formation and maintenance of the tertiary (folded)
structure in many proteins.

COOH -CH- CH2 - HS

SH- CH2- CH- COOH


NH2

NH2
S

Asparagine and Glutamine are the amide


derivatives of Aspartate (Aspartic acid) and
Glutamate (Glutamic acid) - see below. They
cannot be ionised and are therefore uncharged.

Asparagine

Glutamine

Negatively (Nonpolar) Charged R Groups


Aspartic acid (Asp)

Glutamic acid (Glu)

Two amino acids with negatively charged (i.e.


acidic) side chains - Aspartate (Aspartic acid) and
Glutamate (Glutamic acid).
These amino acids confer a negative charge on the
proteins of which they are part.

Positively Charged R Groups


Lysine (Lys)

Arginine (Arg)

Histidine (His)

Lysine and Arginine both have pKs around 10.0


and are therefore always positively charged at
neutral pH.

With a pK of 6.5, Histidine can be uncharged or

positively charged depending upon its local


environment.
Histidine has an important role in the catalytic
mechanism of enzymes and explains why it is often
found in the active site.

Classification Based on Chemical


Constitution
Small amino acids Glycine, Alanine
Branched amino acids Valine, Leucine, Isoleucine
Hydroxy amino acids (-OH group) Serine, Threonine
Sulfur amino acids Cysteine, Methionine
Aromatic amino acids Phenylalanine, Tyrosine, Tryptophan
Acidic amino acids and their derivatives Aspartate, Asparagine,
Glutamate, Glutamine
Basic amino acids Lysine, Arginine, Histidine
Imino acid - Proline

Essential Amino Acids in Humans


Required in diet
Humans incapable of forming requisite
carbon skeleton
Arginine*
Histidine*
Isoleucine
Leucine
Valine

Lysine
Methionine
Threonine
Phenylalanine
Tryptophan

* Essential in children, not in adults

Non-Essential Amino Acids in Humans

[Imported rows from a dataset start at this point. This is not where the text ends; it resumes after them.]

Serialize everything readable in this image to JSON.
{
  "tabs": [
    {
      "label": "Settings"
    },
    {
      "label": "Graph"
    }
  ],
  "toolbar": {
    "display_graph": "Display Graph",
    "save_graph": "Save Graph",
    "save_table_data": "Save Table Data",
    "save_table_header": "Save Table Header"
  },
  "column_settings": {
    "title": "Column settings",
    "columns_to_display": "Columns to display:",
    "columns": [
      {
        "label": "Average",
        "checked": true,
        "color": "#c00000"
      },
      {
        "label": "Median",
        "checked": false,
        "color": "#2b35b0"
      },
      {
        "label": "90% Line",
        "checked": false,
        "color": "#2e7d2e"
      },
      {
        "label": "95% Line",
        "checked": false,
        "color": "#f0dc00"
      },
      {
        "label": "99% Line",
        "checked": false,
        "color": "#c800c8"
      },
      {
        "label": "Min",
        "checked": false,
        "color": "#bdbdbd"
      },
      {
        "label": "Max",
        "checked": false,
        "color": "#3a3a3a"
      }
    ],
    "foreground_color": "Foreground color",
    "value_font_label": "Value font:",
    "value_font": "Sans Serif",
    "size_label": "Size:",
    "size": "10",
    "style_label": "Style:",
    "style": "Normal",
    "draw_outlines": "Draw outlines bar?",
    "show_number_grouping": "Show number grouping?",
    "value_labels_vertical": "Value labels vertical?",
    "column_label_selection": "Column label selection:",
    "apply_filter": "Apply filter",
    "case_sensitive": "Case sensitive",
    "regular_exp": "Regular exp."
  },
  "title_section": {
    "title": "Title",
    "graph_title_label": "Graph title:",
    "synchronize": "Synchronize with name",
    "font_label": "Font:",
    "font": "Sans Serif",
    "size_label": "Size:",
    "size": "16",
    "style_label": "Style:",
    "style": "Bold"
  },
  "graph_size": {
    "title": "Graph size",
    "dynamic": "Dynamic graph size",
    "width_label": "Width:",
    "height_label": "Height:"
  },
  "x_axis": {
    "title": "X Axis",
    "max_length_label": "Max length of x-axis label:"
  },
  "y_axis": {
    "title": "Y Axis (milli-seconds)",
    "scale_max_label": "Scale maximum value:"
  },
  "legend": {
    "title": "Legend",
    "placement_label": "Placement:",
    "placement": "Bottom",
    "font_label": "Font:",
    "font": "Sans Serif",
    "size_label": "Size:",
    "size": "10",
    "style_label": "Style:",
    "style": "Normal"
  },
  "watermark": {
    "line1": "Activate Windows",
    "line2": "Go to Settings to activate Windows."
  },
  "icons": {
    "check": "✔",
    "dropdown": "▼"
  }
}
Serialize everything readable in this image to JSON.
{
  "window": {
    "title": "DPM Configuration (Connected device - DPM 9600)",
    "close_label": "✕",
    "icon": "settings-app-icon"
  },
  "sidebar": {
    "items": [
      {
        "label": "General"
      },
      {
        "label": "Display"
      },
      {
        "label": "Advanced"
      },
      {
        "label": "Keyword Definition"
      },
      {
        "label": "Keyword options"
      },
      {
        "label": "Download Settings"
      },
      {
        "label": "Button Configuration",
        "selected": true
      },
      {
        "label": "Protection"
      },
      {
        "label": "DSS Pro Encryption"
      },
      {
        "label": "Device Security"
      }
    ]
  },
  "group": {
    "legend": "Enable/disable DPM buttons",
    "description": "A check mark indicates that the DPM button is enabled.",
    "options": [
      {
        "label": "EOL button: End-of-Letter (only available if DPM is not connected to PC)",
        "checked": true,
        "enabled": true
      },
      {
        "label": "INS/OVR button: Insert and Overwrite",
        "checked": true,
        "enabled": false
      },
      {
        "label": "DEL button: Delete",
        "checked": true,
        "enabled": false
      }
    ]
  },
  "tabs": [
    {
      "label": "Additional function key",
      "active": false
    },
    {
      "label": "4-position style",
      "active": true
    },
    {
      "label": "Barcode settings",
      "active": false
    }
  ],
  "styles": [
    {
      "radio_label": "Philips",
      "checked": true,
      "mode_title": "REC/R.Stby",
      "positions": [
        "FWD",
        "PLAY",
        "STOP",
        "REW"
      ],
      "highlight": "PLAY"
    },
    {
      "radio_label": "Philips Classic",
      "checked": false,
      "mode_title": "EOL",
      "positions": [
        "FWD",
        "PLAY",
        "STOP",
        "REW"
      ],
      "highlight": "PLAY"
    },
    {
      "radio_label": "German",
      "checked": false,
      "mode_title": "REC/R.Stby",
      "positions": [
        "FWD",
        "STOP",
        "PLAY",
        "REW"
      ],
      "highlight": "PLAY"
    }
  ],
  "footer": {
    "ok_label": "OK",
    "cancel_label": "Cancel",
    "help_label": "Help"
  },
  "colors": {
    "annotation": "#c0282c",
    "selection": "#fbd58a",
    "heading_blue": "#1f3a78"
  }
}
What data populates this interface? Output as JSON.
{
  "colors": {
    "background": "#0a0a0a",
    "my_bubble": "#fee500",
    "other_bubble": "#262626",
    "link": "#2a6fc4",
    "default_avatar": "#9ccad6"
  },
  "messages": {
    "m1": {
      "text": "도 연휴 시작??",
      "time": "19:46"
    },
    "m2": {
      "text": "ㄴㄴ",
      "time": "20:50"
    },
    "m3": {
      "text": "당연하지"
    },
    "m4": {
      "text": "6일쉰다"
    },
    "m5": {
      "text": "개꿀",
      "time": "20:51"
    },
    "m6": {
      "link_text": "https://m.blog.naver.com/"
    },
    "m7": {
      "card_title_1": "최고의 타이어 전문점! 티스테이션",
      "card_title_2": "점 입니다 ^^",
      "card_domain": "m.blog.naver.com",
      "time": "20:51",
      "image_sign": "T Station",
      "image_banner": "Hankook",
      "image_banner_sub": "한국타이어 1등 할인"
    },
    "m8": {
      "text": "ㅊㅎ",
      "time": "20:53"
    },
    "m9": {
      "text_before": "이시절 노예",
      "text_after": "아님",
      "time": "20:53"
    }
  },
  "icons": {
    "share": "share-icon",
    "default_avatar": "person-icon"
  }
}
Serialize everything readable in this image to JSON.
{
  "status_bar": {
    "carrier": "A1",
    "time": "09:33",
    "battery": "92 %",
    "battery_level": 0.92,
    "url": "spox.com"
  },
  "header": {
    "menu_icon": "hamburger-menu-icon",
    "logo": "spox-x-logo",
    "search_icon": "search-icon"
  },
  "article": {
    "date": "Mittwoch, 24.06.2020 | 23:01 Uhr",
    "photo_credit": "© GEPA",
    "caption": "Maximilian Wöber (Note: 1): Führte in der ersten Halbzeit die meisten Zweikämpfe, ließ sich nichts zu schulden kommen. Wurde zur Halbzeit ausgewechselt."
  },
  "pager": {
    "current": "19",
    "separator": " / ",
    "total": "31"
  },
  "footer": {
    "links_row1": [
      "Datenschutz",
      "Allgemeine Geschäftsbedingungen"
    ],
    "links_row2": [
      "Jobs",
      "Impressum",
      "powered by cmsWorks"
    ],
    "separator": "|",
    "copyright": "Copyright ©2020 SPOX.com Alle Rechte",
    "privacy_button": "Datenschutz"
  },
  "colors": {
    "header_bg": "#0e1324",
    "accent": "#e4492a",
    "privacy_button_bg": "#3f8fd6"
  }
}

Not required in diet
Can be formed from a-keto acids by
transamination and subsequent reactions
Alanine
Asparagine
Aspartate
Glutamate
Glutamine

Glycine
Proline
Serine
Cysteine (from Met*)
Tyrosine (from Phe*)

* Essential amino acids

The Stereochemistry of Amino Acids


Chiral molecules existing in two forms

http://www.imb-jena.de/~rake/Bioinformatics_WEB/gifs/amino_acids_chiral.gif

The two stereoisomers of alanine

carbon is a chiral center

Two stereoisomers are called


enantiomers.
The solid wedge-shaped bonds
project out of the plane of paper,
the dashed bonds behind it.

The horizontal bonds project out of


the plane of paper, the vertical
bonds behind.

The Stereochemistry of Amino Acids

Uncommon amino acids found


in proteins

Intermediates of biosynthesis of
arginin and in urea cycle

Ninhydrin Reaction
This strong oxidizing agent
bring about the oxidative
decarboxylation of amino
acid. The ammonia and
hydrindantin forme
ninhydrin, a purple
pigment.

Peptide Bond Formation


C COO-

NH3+ C

amino acid 1

amino acid 2